→ TASK TO COMPLETE: Retype each entry below exactly as it stands.

Dataset rows for apps and sites
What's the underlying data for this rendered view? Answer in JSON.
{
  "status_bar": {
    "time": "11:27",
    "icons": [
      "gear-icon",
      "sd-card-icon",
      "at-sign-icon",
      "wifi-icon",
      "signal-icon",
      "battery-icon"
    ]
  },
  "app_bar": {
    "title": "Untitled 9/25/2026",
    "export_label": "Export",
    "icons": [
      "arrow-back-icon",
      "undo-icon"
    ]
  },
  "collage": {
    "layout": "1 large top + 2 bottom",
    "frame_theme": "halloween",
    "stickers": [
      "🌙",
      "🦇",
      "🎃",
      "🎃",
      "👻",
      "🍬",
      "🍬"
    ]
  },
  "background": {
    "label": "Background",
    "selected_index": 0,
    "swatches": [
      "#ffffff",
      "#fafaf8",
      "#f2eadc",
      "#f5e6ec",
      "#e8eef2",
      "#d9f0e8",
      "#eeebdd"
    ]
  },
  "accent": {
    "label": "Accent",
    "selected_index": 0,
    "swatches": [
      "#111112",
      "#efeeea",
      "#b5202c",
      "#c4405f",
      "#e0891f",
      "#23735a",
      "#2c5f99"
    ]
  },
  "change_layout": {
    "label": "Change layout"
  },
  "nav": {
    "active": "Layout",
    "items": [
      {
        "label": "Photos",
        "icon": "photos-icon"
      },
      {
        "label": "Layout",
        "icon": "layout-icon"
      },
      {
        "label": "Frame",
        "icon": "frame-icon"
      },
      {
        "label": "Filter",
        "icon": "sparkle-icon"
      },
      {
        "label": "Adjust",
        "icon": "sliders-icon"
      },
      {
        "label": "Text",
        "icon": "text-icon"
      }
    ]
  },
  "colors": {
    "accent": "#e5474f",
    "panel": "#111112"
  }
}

→ ANSWER SPACE:
What's the underlying data for this rendered view? Answer in JSON.
{
  "status_bar": {
    "time": "11:27",
    "icons": [
      "gear-icon",
      "sd-card-icon",
      "at-sign-icon",
      "wifi-icon",
      "signal-icon",
      "battery-icon"
    ]
  },
  "app_bar": {
    "title": "Untitled 9/25/2026",
    "export_label": "Export",
    "icons": [
      "arrow-back-icon",
      "undo-icon"
    ]
  },
  "collage": {
    "layout": "1 large top + 2 bottom",
    "frame_theme": "halloween",
    "stickers": [
      "🌙",
      "🦇",
      "🎃",
      "🎃",
      "👻",
      "🍬",
      "🍬"
    ]
  },
  "background": {
    "label": "Background",
    "selected_index": 0,
    "swatches": [
      "#ffffff",
      "#fafaf8",
      "#f2eadc",
      "#f5e6ec",
      "#e8eef2",
      "#d9f0e8",
      "#eeebdd"
    ]
  },
  "accent": {
    "label": "Accent",
    "selected_index": 0,
    "swatches": [
      "#111112",
      "#efeeea",
      "#b5202c",
      "#c4405f",
      "#e0891f",
      "#23735a",
      "#2c5f99"
    ]
  },
  "change_layout": {
    "label": "Change layout"
  },
  "nav": {
    "active": "Layout",
    "items": [
      {
        "label": "Photos",
        "icon": "photos-icon"
      },
      {
        "label": "Layout",
        "icon": "layout-icon"
      },
      {
        "label": "Frame",
        "icon": "frame-icon"
      },
      {
        "label": "Filter",
        "icon": "sparkle-icon"
      },
      {
        "label": "Adjust",
        "icon": "sliders-icon"
      },
      {
        "label": "Text",
        "icon": "text-icon"
      }
    ]
  },
  "colors": {
    "accent": "#e5474f",
    "panel": "#111112"
  }
}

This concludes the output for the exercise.